▶ _YOUR GOAL_
Restate the following entries exactly. Keep the pictures out.

Segment Start: SUPPLIED RECORDS

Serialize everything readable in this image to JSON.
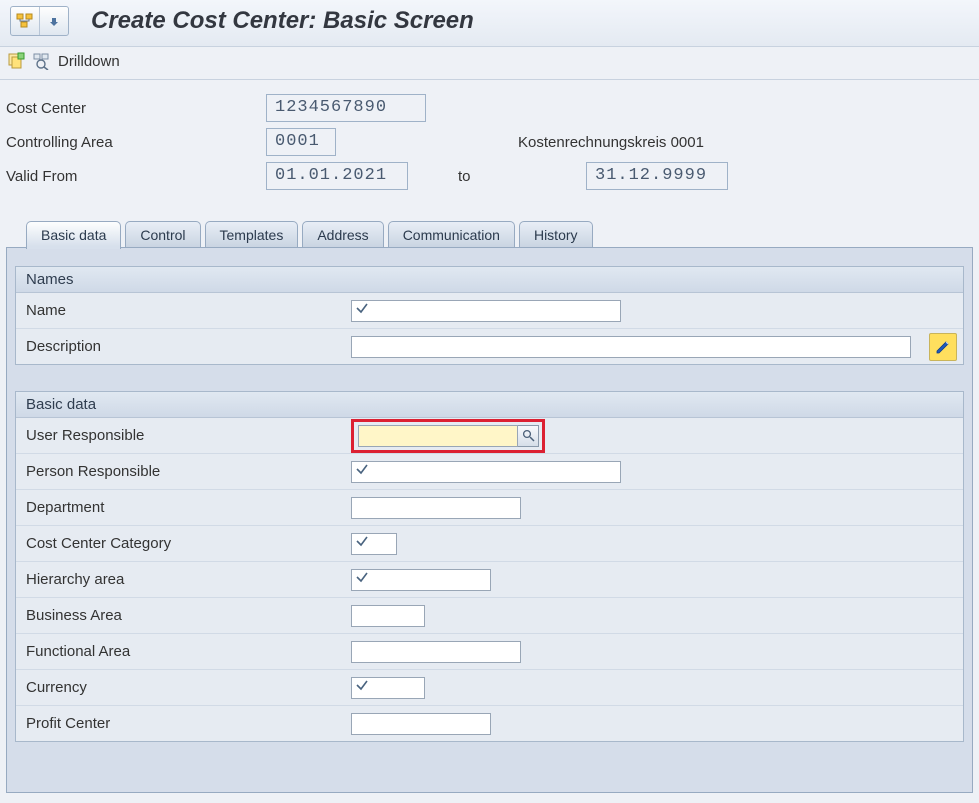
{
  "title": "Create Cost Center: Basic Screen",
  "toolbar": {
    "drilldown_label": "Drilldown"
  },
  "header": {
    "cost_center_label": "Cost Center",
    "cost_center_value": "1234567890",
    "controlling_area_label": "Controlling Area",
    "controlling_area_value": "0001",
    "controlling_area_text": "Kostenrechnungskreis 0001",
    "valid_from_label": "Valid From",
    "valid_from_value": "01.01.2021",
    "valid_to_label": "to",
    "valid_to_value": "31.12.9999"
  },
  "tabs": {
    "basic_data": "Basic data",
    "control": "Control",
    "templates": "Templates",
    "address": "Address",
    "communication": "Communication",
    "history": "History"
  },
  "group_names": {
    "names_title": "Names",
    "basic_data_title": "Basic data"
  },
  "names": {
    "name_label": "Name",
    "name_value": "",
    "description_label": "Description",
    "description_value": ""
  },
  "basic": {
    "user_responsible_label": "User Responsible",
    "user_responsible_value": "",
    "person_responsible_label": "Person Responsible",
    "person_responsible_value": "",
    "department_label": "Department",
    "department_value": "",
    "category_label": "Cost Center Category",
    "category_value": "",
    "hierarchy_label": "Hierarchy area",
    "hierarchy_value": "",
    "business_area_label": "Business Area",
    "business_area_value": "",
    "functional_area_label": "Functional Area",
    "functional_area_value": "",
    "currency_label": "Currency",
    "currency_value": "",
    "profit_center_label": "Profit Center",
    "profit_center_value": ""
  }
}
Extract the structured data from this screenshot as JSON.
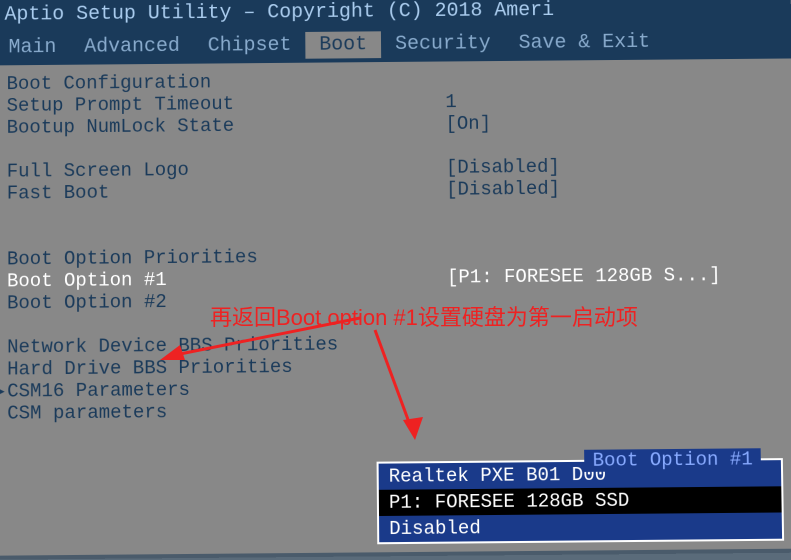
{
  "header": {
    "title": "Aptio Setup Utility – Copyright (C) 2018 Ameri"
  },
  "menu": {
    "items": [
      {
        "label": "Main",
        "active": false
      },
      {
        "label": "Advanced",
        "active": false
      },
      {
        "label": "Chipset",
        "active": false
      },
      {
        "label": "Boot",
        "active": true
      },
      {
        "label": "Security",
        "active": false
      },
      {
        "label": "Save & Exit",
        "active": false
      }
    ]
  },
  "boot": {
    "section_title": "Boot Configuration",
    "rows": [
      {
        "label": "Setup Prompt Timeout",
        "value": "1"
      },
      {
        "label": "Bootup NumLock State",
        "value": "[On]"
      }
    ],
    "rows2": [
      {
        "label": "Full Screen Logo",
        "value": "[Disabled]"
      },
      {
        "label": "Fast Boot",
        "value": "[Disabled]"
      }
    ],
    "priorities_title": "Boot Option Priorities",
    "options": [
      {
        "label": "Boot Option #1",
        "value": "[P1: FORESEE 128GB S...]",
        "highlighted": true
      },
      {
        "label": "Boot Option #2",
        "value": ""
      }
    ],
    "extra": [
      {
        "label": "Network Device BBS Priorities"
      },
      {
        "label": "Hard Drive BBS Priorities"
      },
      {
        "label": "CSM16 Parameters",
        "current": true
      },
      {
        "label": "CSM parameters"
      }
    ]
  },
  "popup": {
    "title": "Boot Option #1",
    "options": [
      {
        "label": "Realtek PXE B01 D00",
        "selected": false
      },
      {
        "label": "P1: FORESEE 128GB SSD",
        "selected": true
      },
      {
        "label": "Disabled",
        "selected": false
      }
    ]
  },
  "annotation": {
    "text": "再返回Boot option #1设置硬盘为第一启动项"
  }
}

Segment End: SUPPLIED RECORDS

▶ _WRITTEN RESPONSE_
Serialize everything readable in this image to JSON.
{
  "title": "Create Cost Center: Basic Screen",
  "toolbar": {
    "drilldown_label": "Drilldown"
  },
  "header": {
    "cost_center_label": "Cost Center",
    "cost_center_value": "1234567890",
    "controlling_area_label": "Controlling Area",
    "controlling_area_value": "0001",
    "controlling_area_text": "Kostenrechnungskreis 0001",
    "valid_from_label": "Valid From",
    "valid_from_value": "01.01.2021",
    "valid_to_label": "to",
    "valid_to_value": "31.12.9999"
  },
  "tabs": {
    "basic_data": "Basic data",
    "control": "Control",
    "templates": "Templates",
    "address": "Address",
    "communication": "Communication",
    "history": "History"
  },
  "group_names": {
    "names_title": "Names",
    "basic_data_title": "Basic data"
  },
  "names": {
    "name_label": "Name",
    "name_value": "",
    "description_label": "Description",
    "description_value": ""
  },
  "basic": {
    "user_responsible_label": "User Responsible",
    "user_responsible_value": "",
    "person_responsible_label": "Person Responsible",
    "person_responsible_value": "",
    "department_label": "Department",
    "department_value": "",
    "category_label": "Cost Center Category",
    "category_value": "",
    "hierarchy_label": "Hierarchy area",
    "hierarchy_value": "",
    "business_area_label": "Business Area",
    "business_area_value": "",
    "functional_area_label": "Functional Area",
    "functional_area_value": "",
    "currency_label": "Currency",
    "currency_value": "",
    "profit_center_label": "Profit Center",
    "profit_center_value": ""
  }
}
Extract the structured data from this screenshot as JSON.
{
  "header": {
    "title": "Aptio Setup Utility – Copyright (C) 2018 Ameri"
  },
  "menu": {
    "items": [
      {
        "label": "Main",
        "active": false
      },
      {
        "label": "Advanced",
        "active": false
      },
      {
        "label": "Chipset",
        "active": false
      },
      {
        "label": "Boot",
        "active": true
      },
      {
        "label": "Security",
        "active": false
      },
      {
        "label": "Save & Exit",
        "active": false
      }
    ]
  },
  "boot": {
    "section_title": "Boot Configuration",
    "rows": [
      {
        "label": "Setup Prompt Timeout",
        "value": "1"
      },
      {
        "label": "Bootup NumLock State",
        "value": "[On]"
      }
    ],
    "rows2": [
      {
        "label": "Full Screen Logo",
        "value": "[Disabled]"
      },
      {
        "label": "Fast Boot",
        "value": "[Disabled]"
      }
    ],
    "priorities_title": "Boot Option Priorities",
    "options": [
      {
        "label": "Boot Option #1",
        "value": "[P1: FORESEE 128GB S...]",
        "highlighted": true
      },
      {
        "label": "Boot Option #2",
        "value": ""
      }
    ],
    "extra": [
      {
        "label": "Network Device BBS Priorities"
      },
      {
        "label": "Hard Drive BBS Priorities"
      },
      {
        "label": "CSM16 Parameters",
        "current": true
      },
      {
        "label": "CSM parameters"
      }
    ]
  },
  "popup": {
    "title": "Boot Option #1",
    "options": [
      {
        "label": "Realtek PXE B01 D00",
        "selected": false
      },
      {
        "label": "P1: FORESEE 128GB SSD",
        "selected": true
      },
      {
        "label": "Disabled",
        "selected": false
      }
    ]
  },
  "annotation": {
    "text": "再返回Boot option #1设置硬盘为第一启动项"
  }
}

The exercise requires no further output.